Rob Schwarten is a long-standing Labor party member of the Queensland parliament who has served in various ministries. He has a reputation for being aggressive -- even physically intimidating. So I was amused to receive from him a letter that was typically Schwarto -- a sort of verbal punch. Before I show you the letter, however, I need to tell you what led up to it:
In a nutshell: My car was stolen and the Queensland police showed not the slightest interest in apprehending the thief or thieves, despite the ID of one of them being handed to them on a plate.
More detail: Someone reported my abandoned car to the Redcliffe police about a week after it was stolen; the Redcliffe police checked their reports of stolen cars and notified me accordingly.
When I got the car back, most of the contents that I had in it were missing. This bothered me greatly as some of the contents were of considerable value to me. On checking through what remained, however, I found a library card belonging to someone I had never heard of. It was for a library in the Redcliffe area. It seemed clear to me that one of the thieves had inadvertently dropped it while they were in the car. Eureka! Just trace the person and I might get my stuff back!
So I took the card to my nearest cop-shop -- at Dutton Park. I was greeted at the counter by a dickless Tracy by the name of Turgeon. I told her my story, she listened and said she would look into it. I had no sooner stepped outside the building before I realized however that she had not taken a single note or asked for any details, let alone fill out a proper report.
I went back in and urged details upon her -- registration number, dates etc. She grabbed a torn-off scrap of paper and jotted a few things down. That was it. I left in great doubt about whether I had been taken seriously.
So I followed the matter up in the following weeks and months. In the course of that I was told two things by various police persons:
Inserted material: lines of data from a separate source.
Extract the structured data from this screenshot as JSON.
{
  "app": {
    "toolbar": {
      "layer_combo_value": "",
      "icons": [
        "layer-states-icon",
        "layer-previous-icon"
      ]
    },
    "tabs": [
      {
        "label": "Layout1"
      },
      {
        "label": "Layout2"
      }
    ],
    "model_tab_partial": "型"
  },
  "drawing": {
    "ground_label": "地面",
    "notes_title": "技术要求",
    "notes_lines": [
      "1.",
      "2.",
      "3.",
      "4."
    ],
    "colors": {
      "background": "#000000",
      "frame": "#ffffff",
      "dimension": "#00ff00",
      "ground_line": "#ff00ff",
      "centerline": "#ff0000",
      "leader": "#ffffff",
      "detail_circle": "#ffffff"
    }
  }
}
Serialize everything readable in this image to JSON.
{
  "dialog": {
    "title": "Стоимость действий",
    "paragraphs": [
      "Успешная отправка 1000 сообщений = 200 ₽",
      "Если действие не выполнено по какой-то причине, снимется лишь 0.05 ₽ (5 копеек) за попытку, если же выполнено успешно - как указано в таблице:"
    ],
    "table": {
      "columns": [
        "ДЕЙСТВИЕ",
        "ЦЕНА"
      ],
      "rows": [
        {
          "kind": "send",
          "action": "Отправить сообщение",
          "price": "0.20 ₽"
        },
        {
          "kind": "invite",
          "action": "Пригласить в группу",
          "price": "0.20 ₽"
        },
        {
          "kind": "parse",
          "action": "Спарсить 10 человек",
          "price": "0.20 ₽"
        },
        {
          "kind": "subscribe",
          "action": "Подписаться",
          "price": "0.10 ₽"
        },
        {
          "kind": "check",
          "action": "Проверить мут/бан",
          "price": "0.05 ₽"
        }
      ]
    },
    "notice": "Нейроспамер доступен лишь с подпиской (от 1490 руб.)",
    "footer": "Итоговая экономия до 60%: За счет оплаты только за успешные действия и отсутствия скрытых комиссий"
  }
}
1). The card could have been dropped by anyone so was no proof of anything. Police logic, I presume. They seemed to think that I might have been driving around with people unknown to me in my car.
2). The person on the card had been checked and found to have no "form" (no criminal record) so there was no point in pursuing them. More police logic. How one ever gets form in the first place under those circumstances was never expained.
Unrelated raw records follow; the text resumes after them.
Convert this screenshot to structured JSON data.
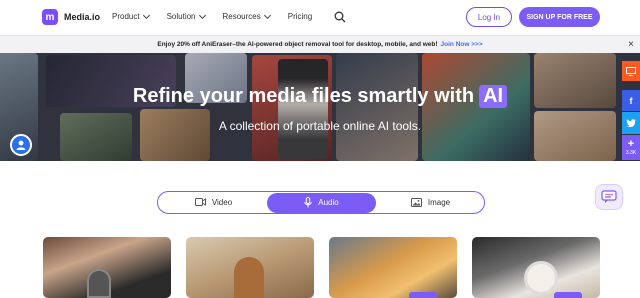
{
  "brand": {
    "name": "Media.io",
    "mark": "m"
  },
  "nav": {
    "items": [
      {
        "label": "Product",
        "has_dropdown": true
      },
      {
        "label": "Solution",
        "has_dropdown": true
      },
      {
        "label": "Resources",
        "has_dropdown": true
      },
      {
        "label": "Pricing",
        "has_dropdown": false
      }
    ],
    "login_label": "Log In",
    "signup_label": "SIGN UP FOR FREE"
  },
  "promo": {
    "text": "Enjoy 20% off AniEraser–the AI-powered object removal tool for desktop, mobile, and web!",
    "link": "Join Now >>>",
    "close": "×"
  },
  "hero": {
    "title": "Refine your media files smartly with",
    "title_badge": "AI",
    "subtitle": "A collection of portable online AI tools."
  },
  "social": {
    "facebook": "f",
    "share": "+",
    "share_count": "3.3K"
  },
  "tabs": [
    {
      "label": "Video",
      "icon": "video-icon",
      "active": false
    },
    {
      "label": "Audio",
      "icon": "microphone-icon",
      "active": true
    },
    {
      "label": "Image",
      "icon": "image-icon",
      "active": false
    }
  ],
  "colors": {
    "accent": "#7b5cf6",
    "promo_link": "#4a6cf7",
    "social_top": "#ff5a1f",
    "facebook": "#3b5ee6",
    "twitter": "#1da1f2"
  }
}
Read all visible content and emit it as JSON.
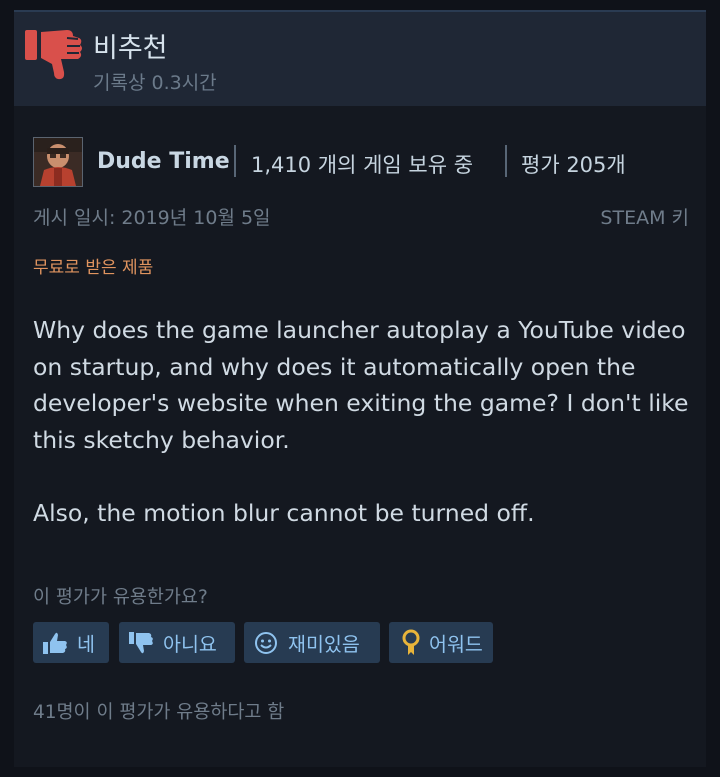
{
  "verdict": {
    "title": "비추천",
    "hours": "기록상 0.3시간",
    "icon": "thumb-down-icon"
  },
  "author": {
    "name": "Dude Time",
    "games": "1,410 개의 게임 보유 중",
    "reviews": "평가 205개"
  },
  "meta": {
    "posted": "게시 일시: 2019년 10월 5일",
    "key_source": "STEAM 키",
    "free_tag": "무료로 받은 제품"
  },
  "review": {
    "paragraph1": "Why does the game launcher autoplay a YouTube video on startup, and why does it automatically open the developer's website when exiting the game? I don't like this sketchy behavior.",
    "paragraph2": "Also, the motion blur cannot be turned off."
  },
  "feedback": {
    "question": "이 평가가 유용한가요?",
    "yes_label": "네",
    "no_label": "아니요",
    "funny_label": "재미있음",
    "award_label": "어워드",
    "helpful_count": "41명이 이 평가가 유용하다고 함"
  },
  "colors": {
    "verdict_thumb": "#d9504b",
    "button_bg": "#273b52",
    "button_text": "#8fc3ef",
    "free_tag": "#e0945f",
    "award": "#e8b43a"
  }
}
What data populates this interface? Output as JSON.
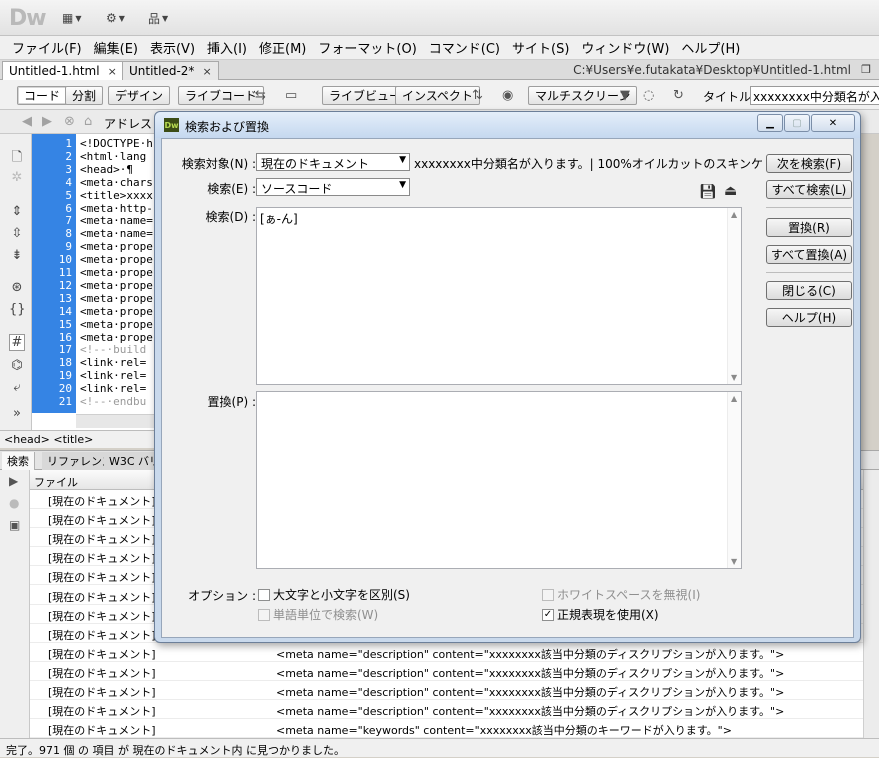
{
  "app": {
    "logo": "Dw",
    "toolbar_icons": [
      "layout-icon",
      "gear-icon",
      "sitemap-icon"
    ]
  },
  "menu": [
    "ファイル(F)",
    "編集(E)",
    "表示(V)",
    "挿入(I)",
    "修正(M)",
    "フォーマット(O)",
    "コマンド(C)",
    "サイト(S)",
    "ウィンドウ(W)",
    "ヘルプ(H)"
  ],
  "doc_tabs": [
    {
      "label": "Untitled-1.html",
      "close": "×"
    },
    {
      "label": "Untitled-2*",
      "close": "×"
    }
  ],
  "doc_path": "C:¥Users¥e.futakata¥Desktop¥Untitled-1.html",
  "view_buttons": {
    "code": "コード",
    "split": "分割",
    "design": "デザイン",
    "live_code": "ライブコード",
    "live_view": "ライブビュー",
    "inspect": "インスペクト",
    "multiscreen": "マルチスクリーン"
  },
  "title_field": {
    "label": "タイトル :",
    "value": "xxxxxxxx中分類名が入り"
  },
  "address_label": "アドレス :",
  "code": {
    "line_numbers": [
      "1",
      "2",
      "3",
      "4",
      "5",
      "6",
      "7",
      "8",
      "9",
      "10",
      "11",
      "12",
      "13",
      "14",
      "15",
      "16",
      "17",
      "18",
      "19",
      "20",
      "21"
    ],
    "lines": [
      "<!DOCTYPE·h",
      "<html·lang",
      "<head>·¶",
      "<meta·chars",
      "<title>xxxx",
      "<meta·http-",
      "<meta·name=",
      "<meta·name=",
      "<meta·prope",
      "<meta·prope",
      "<meta·prope",
      "<meta·prope",
      "<meta·prope",
      "<meta·prope",
      "<meta·prope",
      "<meta·prope",
      "<!--·build",
      "<link·rel=",
      "<link·rel=",
      "<link·rel=",
      "<!--·endbu"
    ]
  },
  "tag_selector": "<head> <title>",
  "panel": {
    "tabs": [
      "検索",
      "リファレンス",
      "W3C バリ"
    ],
    "file_header": "ファイル",
    "rows": [
      {
        "file": "[現在のドキュメント]",
        "match": ""
      },
      {
        "file": "[現在のドキュメント]",
        "match": ""
      },
      {
        "file": "[現在のドキュメント]",
        "match": ""
      },
      {
        "file": "[現在のドキュメント]",
        "match": ""
      },
      {
        "file": "[現在のドキュメント]",
        "match": ""
      },
      {
        "file": "[現在のドキュメント]",
        "match": ""
      },
      {
        "file": "[現在のドキュメント]",
        "match": ""
      },
      {
        "file": "[現在のドキュメント]",
        "match": ""
      },
      {
        "file": "[現在のドキュメント]",
        "match": "<meta  name=\"description\"  content=\"xxxxxxxx該当中分類のディスクリプションが入ります。\">"
      },
      {
        "file": "[現在のドキュメント]",
        "match": "<meta  name=\"description\"  content=\"xxxxxxxx該当中分類のディスクリプションが入ります。\">"
      },
      {
        "file": "[現在のドキュメント]",
        "match": "<meta  name=\"description\"  content=\"xxxxxxxx該当中分類のディスクリプションが入ります。\">"
      },
      {
        "file": "[現在のドキュメント]",
        "match": "<meta  name=\"description\"  content=\"xxxxxxxx該当中分類のディスクリプションが入ります。\">"
      },
      {
        "file": "[現在のドキュメント]",
        "match": "<meta  name=\"keywords\"  content=\"xxxxxxxx該当中分類のキーワードが入ります。\">"
      }
    ]
  },
  "status": "完了。971 個 の 項目 が 現在のドキュメント内 に見つかりました。",
  "dialog": {
    "title": "検索および置換",
    "logo": "Dw",
    "search_target": {
      "label": "検索対象(N) :",
      "value": "現在のドキュメント",
      "doc_name": "xxxxxxxx中分類名が入ります。| 100%オイルカットのスキンケ"
    },
    "search_type": {
      "label": "検索(E) :",
      "value": "ソースコード"
    },
    "search_label": "検索(D) :",
    "search_text": "[ぁ-ん]",
    "replace_label": "置換(P) :",
    "replace_text": "",
    "options_label": "オプション :",
    "options": {
      "match_case": "大文字と小文字を区別(S)",
      "whole_word": "単語単位で検索(W)",
      "ignore_whitespace": "ホワイトスペースを無視(I)",
      "regex": "正規表現を使用(X)"
    },
    "checked_mark": "✓",
    "buttons": {
      "find_next": "次を検索(F)",
      "find_all": "すべて検索(L)",
      "replace": "置換(R)",
      "replace_all": "すべて置換(A)",
      "close": "閉じる(C)",
      "help": "ヘルプ(H)"
    }
  }
}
I was of course not remotely impressed by those pearls of wisdom but they came from more than one police officer, including a rather senior one. It stood out like dog's balls that the Queensland police were not remotely interested in catching car thieves -- unless of course you could catch them at the end of an exciting high-speed chase. No wonder Queensland has the highest rate of car theft in Australia. If you don't catch the baddies they will continue doing it.
So I started writing to the politicians in order to get some action. I got some very ill-considered replies from them too but it emerged that by that time the ID card had been "lost" and they could not therefore investigate the matter even if they wanted to.
That was quite appalling. There are of course strict police rules about the recording and preservation of material evidence and those regulations had obviously been ignored. It's not much of a guess to conclude that the Virgin Turgeon threw it straight into the bin, in fact.
I asked for disciplinary measures to be taken and Inspector Volk of Dutton Pk. station assured me that they had. For all I know that was just hot air, however. Clearly, Constable Turgeon had simply been following informal police rules.
I was rather stumped at that point but eventually made what was probably the only move left to me: Sue for compensation for my loss of car contents. I accordingly wrote to the Minister in charge of police with a claim for $500 in compensation for the loss of car contents that police negligence had prevented me from recovering. I got the usual ill-considered reply -- presumably written by a junior ministerial assistant. So I wrote again to point that out.
It was then that I got my amusing letter from Schwarto:
Judy Spence MP
Member for Mount Gravatt
Office of the
Minister for Police and
Ref: 5627 F6 GM
23 May, 2008
Dear Dr Ray
Thank you for your further letter of 19 March 2008 concerning your dealings with police regarding the theft of your motor vehicle and property stolen from the vehicle.
I note you have received several replies from the Honourable Judy Spence MP since 2006 regarding associated issues.
While I have noted your further comments, as the Acting Minister for Police I am unable to intervene in any particular police investigation or operational decision, or interfere in the Police Service's handling of any particular complaint against its officers.
In the circumstances, your correspondence has been forwarded to the Police Service for consideration and you should take up direct with the Service on any further issues of concern.
Neither Ms Spence nor I am can assist you further in this matter and therefore do not intend corresponding with you in future on this issue.
Robert Schwarten MP
Acting Minister for Police, Corrective Services and Sport
He appears to think he can shut me up!
No further correspondence from the Police Service has arrived in the two months since Schwarto wrote so I suppose that an action against the Constable in the Small Claims tribunal will have to be my next step.
I have put this post and most of the letters I wrote on the matter up on a special blog called "Queensland Police Negligence". You will see there that I even wrote to the body that is supposed to act on complaints against the police but that they simply referred the complaint back to the police -- as they usually do.
What I would most like to see at this stage is a public enquiry resulting in visible disciplinary action against the police officers primarily responsible for the unofficial policy of not investigating car stealing.